PCBP1, which is a member of the KH domain family of single-stranded nucleic acid binding proteins (33), was found to bind strongly to a 66 nt fragment (Fig. (Fig.5).5). The proteins in the KH domain family generally bind to cytidine-rich sequences (33), however, there is not a cytidine-rich stretch in the linear sequence to which PCBP1 binds. It is likely, therefore, that this protein is recognising secondary or tertiary structural motifs in the Bag-1 IRES. Computer predictions have been carried out using the mfold program, although, in the absence of experimentally derived data it is difficult to predict the structure of RNA that is being recognised. It is of interest to note that PCBP2, which has 90% amino acid similarity to PCBP1, does not bind to Bag-1 IRES RNA (data not shown). Therefore, these proteins must recognise distinct structural motifs. In this regard, it has been shown that PCBP2, but not PCBP1, is able to restore the activity of entero/rhinoviruses in PCBP-depleted extracts (23). In addition, PCBP1 and PCBP2 have been found to bind to different structural motifs of the polio virus IRES and mediate stability of the mRNA (34).

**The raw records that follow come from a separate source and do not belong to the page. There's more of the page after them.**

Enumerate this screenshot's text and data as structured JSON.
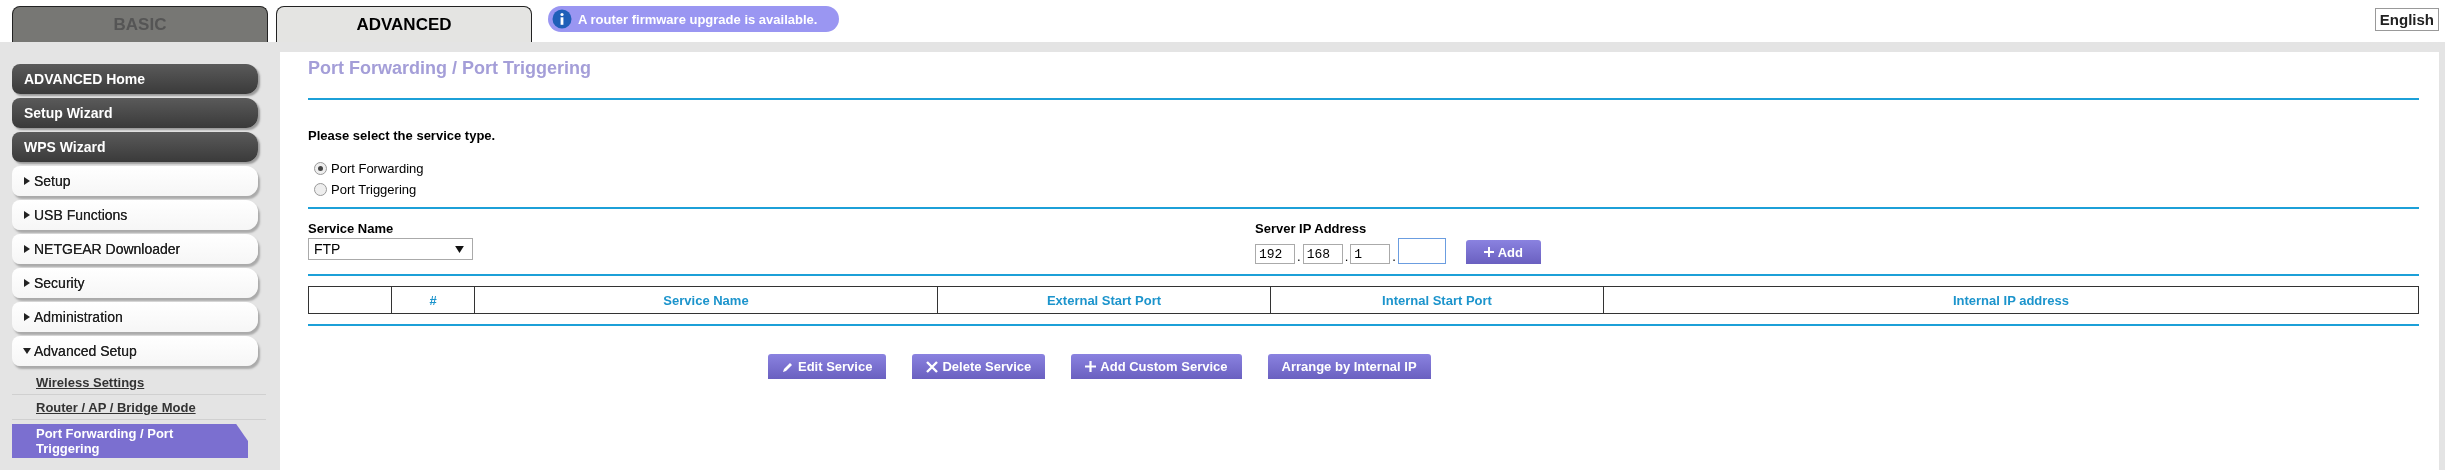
{
  "tabs": [
    {
      "label": "BASIC",
      "selected": false
    },
    {
      "label": "ADVANCED",
      "selected": true
    }
  ],
  "notice": "A router firmware upgrade is available.",
  "language": "English",
  "sidebar": {
    "items": [
      {
        "kind": "main",
        "label": "ADVANCED Home"
      },
      {
        "kind": "main",
        "label": "Setup Wizard"
      },
      {
        "kind": "main",
        "label": "WPS Wizard"
      },
      {
        "kind": "section",
        "label": "Setup",
        "expanded": false
      },
      {
        "kind": "section",
        "label": "USB Functions",
        "expanded": false
      },
      {
        "kind": "section",
        "label": "NETGEAR Downloader",
        "expanded": false
      },
      {
        "kind": "section",
        "label": "Security",
        "expanded": false
      },
      {
        "kind": "section",
        "label": "Administration",
        "expanded": false
      },
      {
        "kind": "section",
        "label": "Advanced Setup",
        "expanded": true
      },
      {
        "kind": "link",
        "label": "Wireless Settings",
        "selected": false
      },
      {
        "kind": "link",
        "label": "Router / AP / Bridge Mode",
        "selected": false
      },
      {
        "kind": "link",
        "label": "Port Forwarding / Port Triggering",
        "selected": true
      }
    ]
  },
  "page_title": "Port Forwarding / Port Triggering",
  "prompt": "Please select the service type.",
  "service_types": [
    {
      "label": "Port Forwarding",
      "selected": true
    },
    {
      "label": "Port Triggering",
      "selected": false
    }
  ],
  "service_name": {
    "label": "Service Name",
    "value": "FTP"
  },
  "server_ip": {
    "label": "Server IP Address",
    "octets": [
      "192",
      "168",
      "1"
    ],
    "separator": "."
  },
  "add_button": "Add",
  "table": {
    "columns": [
      "#",
      "Service Name",
      "External Start Port",
      "Internal Start Port",
      "Internal IP address"
    ]
  },
  "actions": [
    {
      "kind": "edit",
      "label": "Edit Service"
    },
    {
      "kind": "delete",
      "label": "Delete Service"
    },
    {
      "kind": "add",
      "label": "Add Custom Service"
    },
    {
      "kind": "plain",
      "label": "Arrange by Internal IP"
    }
  ]
}
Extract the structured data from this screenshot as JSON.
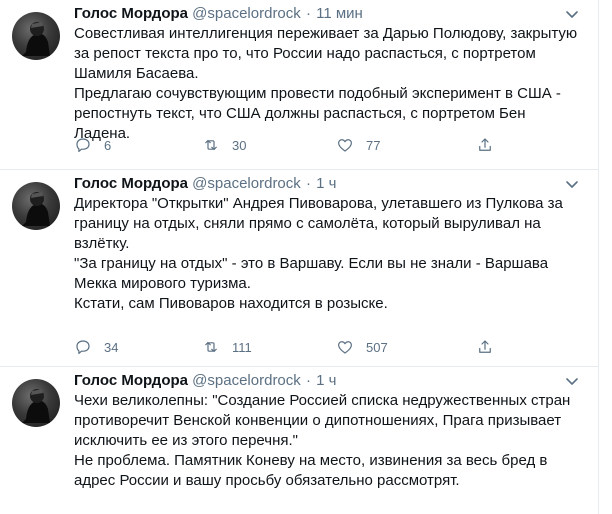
{
  "tweets": [
    {
      "name": "Голос Мордора",
      "handle": "@spacelordrock",
      "time": "11 мин",
      "lines": [
        "Совестливая интеллигенция переживает за Дарью Полюдову, закрытую за репост текста про то, что России надо распасться, с портретом Шамиля Басаева.",
        "Предлагаю сочувствующим провести подобный эксперимент в США - репостнуть текст, что США должны распасться, с портретом Бен Ладена."
      ],
      "replies": "6",
      "retweets": "30",
      "likes": "77"
    },
    {
      "name": "Голос Мордора",
      "handle": "@spacelordrock",
      "time": "1 ч",
      "lines": [
        "Директора \"Открытки\" Андрея Пивоварова, улетавшего из Пулкова за границу на отдых, сняли прямо с самолёта, который выруливал на взлётку.",
        "\"За границу на отдых\" - это в Варшаву. Если вы не знали - Варшава Мекка мирового туризма.",
        "Кстати, сам Пивоваров находится в розыске."
      ],
      "replies": "34",
      "retweets": "111",
      "likes": "507"
    },
    {
      "name": "Голос Мордора",
      "handle": "@spacelordrock",
      "time": "1 ч",
      "lines": [
        "Чехи великолепны: \"Создание Россией списка недружественных стран противоречит Венской конвенции о дипотношениях, Прага призывает исключить ее из этого перечня.\"",
        "Не проблема. Памятник Коневу на место, извинения за весь бред в адрес России и вашу просьбу обязательно рассмотрят."
      ]
    }
  ],
  "icons": {
    "reply": "reply-icon",
    "retweet": "retweet-icon",
    "like": "like-icon",
    "share": "share-icon",
    "more": "chevron-down-icon"
  },
  "colors": {
    "text": "#0f1419",
    "secondary": "#5b7083",
    "divider": "#e6ecf0"
  }
}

PTB contains four RNA recognition motifs and has been shown to interact with both cellular (35) and viral IRESs (13). The PTB binding site on the Bag-1 IRES was less well defined than the PCBP1 site (Fig. (Fig.5),5), although it was found to bind strongly to segments of the minimal Bag-1 IRES element (Figs (Figs44 and and5).5). The EMSA data would suggest that PTB is able to bind to the RNA as a dimer (Fig. (Fig.5B)5B) and it is thought that PTB exists in solution as a dimer (36). The binding of PTB to viral IRESs is consistent with the notion that this protein interacts with multiple structures and brings them into the correct conformation for ribosome binding (13) and it is likely that the same is true for the Bag-1 IRES.
Both the binding sites for PCBP1 and PTB are located within the minimum element of the IRES that has full activity (from 225 to 411) and indeed both bind within the region which has 50% activity of the full-length IRES (Fig. (Fig.5).5). Since the activity of the Bag-1 IRES in vitro is enhanced by the addition of both PTB and PCBP1, and given that PTB seems to have multiple contact points on the RNA, we suggest that these proteins act as RNA chaperones and allow the Bag-1 IRES to attain the correct structure that is competent for 40S ribosomal subunit entry. To test this theory, work is being carried out to obtain a secondary structural model for the Bag-1 IRES in the presence of these proteins.
This work was funded by grants from the BBSRC (fellowship to A.E.W.) and the Wellcome Trust (S.A.M.). B.M.P. and J.R.E. hold MRC studentships.